5. Cost-cutting leverage: Canadian Solar's China-based manufacturing assets offer a distinct cost advantage over its peers. This leveraged is partly what helped CSIQ beat the previous quarter's earnings by +155%. The company is also ramping up its internal solar cell capacity to cut back its reliance on third party cells for the manufacture of its modules. This has greatly reduced production cost of cell and modules from 2011 levels.
6. Vertical integration leads to earnings accretion: Canadian Solar's strategy to sell solar power plants rather than being solely a PV module manufacturer is expected to pay off well in 2014. In the third quarter of 2013, the company sold 2 utility-scale plants in Canada which brought in $89.3 million. According to a report by Zacks Research, Canadian Solar has "a backlog of 24 programs in the pipeline in Canada of which 16 projects will enter service in 2014 and 6 in 2015. Construction on the 130 MW DC solar plant in Ontario on behalf of Samsung is currently underway, while it has utility-scale projects...in the U.S., China and Japan, respectively, under its belt." Completion of these projects will certainly lead to a bump in earnings going forward.
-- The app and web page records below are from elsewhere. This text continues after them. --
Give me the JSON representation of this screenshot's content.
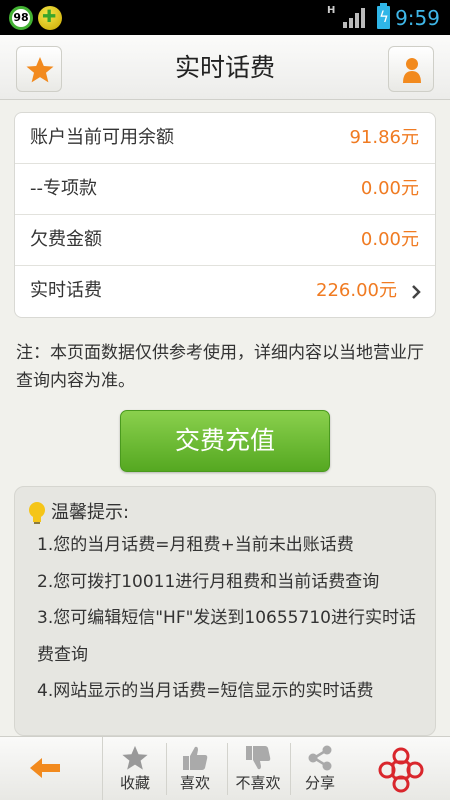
{
  "status_bar": {
    "notification_badge": "98",
    "network_type": "H",
    "time": "9:59"
  },
  "header": {
    "title": "实时话费"
  },
  "balance": {
    "rows": [
      {
        "label": "账户当前可用余额",
        "value": "91.86元"
      },
      {
        "label": "--专项款",
        "value": "0.00元"
      },
      {
        "label": "欠费金额",
        "value": "0.00元"
      },
      {
        "label": "实时话费",
        "value": "226.00元"
      }
    ]
  },
  "note": "注：本页面数据仅供参考使用，详细内容以当地营业厅查询内容为准。",
  "recharge_button": "交费充值",
  "tips": {
    "title": "温馨提示:",
    "items": [
      "1.您的当月话费=月租费+当前未出账话费",
      "2.您可拨打10011进行月租费和当前话费查询",
      "3.您可编辑短信\"HF\"发送到10655710进行实时话费查询",
      "4.网站显示的当月话费=短信显示的实时话费"
    ]
  },
  "bottom_bar": {
    "favorite": "收藏",
    "like": "喜欢",
    "dislike": "不喜欢",
    "share": "分享"
  },
  "colors": {
    "accent_orange": "#f07b22",
    "button_green": "#6abd35",
    "status_time": "#3fb7e8"
  },
  "icons": [
    "star-icon",
    "person-icon",
    "chevron-right-icon",
    "lightbulb-icon",
    "back-arrow-icon",
    "thumbs-up-icon",
    "thumbs-down-icon",
    "share-icon",
    "china-unicom-logo"
  ]
}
7. Cash flow is improving: The third quarter of 2013 saw a 26.1% increase in Canadian Solar's cash balance, to $681.7M from $540.6M at the end of second quarter 2013. The company achieved a gross margin of 20.4% in the third quarter compared with 12.8% in the previous quarter. Operating cash flow came in at a robust $152M which, along with $48.0M raised during the quarter from a notes offering, enabled Canadian Solar to shrink its debt by more than $200M to $310M as of Sep 30, 2013.
8. Institutional money is getting on board: In the past 3 months, institutional traders -- mutual funds, hedge funds, investment banks -- have increased their stake in Canadian Solar by 42%. The effects of this new interest in shares is clearly seen in the rise in average trading volume of nearly 400% over the past 8 months. According to Morningstar, there are currently 61 new institutional investors who bought CSIQ in the last quarter, which brings the total number of funds in the stock to 150. 90% of all outstanding shares now lie in the hands of the big money players.
One last thing to assess is the current price chart of CSIQ:
As the price chart of CSIQ shows, shares are in a sustainable uptrend with a fresh MACD buy signal in play, and are as of this writing on the verge of a key breakout over resistance. The immediate price target for the next leg higher is $54 - $55.
There is, as there should be, a "wall of worry" for shares to climb as they move higher. As First Solar's recent EPS announcement showed, the panel segment continues to experience margin pressures and lowered pricing on new bookings. But this works to Canadian Solar's favor since it has diversified into module production. Today's (2/26) +9% rally testifies to the fact that investors see a "bright" future for CSIQ shares.
Disclosure: I am long CSIQ. I wrote this article myself, and it expresses my own opinions. I am not receiving compensation for it (other than from Seeking Alpha). I have no business relationship with any company whose stock is mentioned in this article.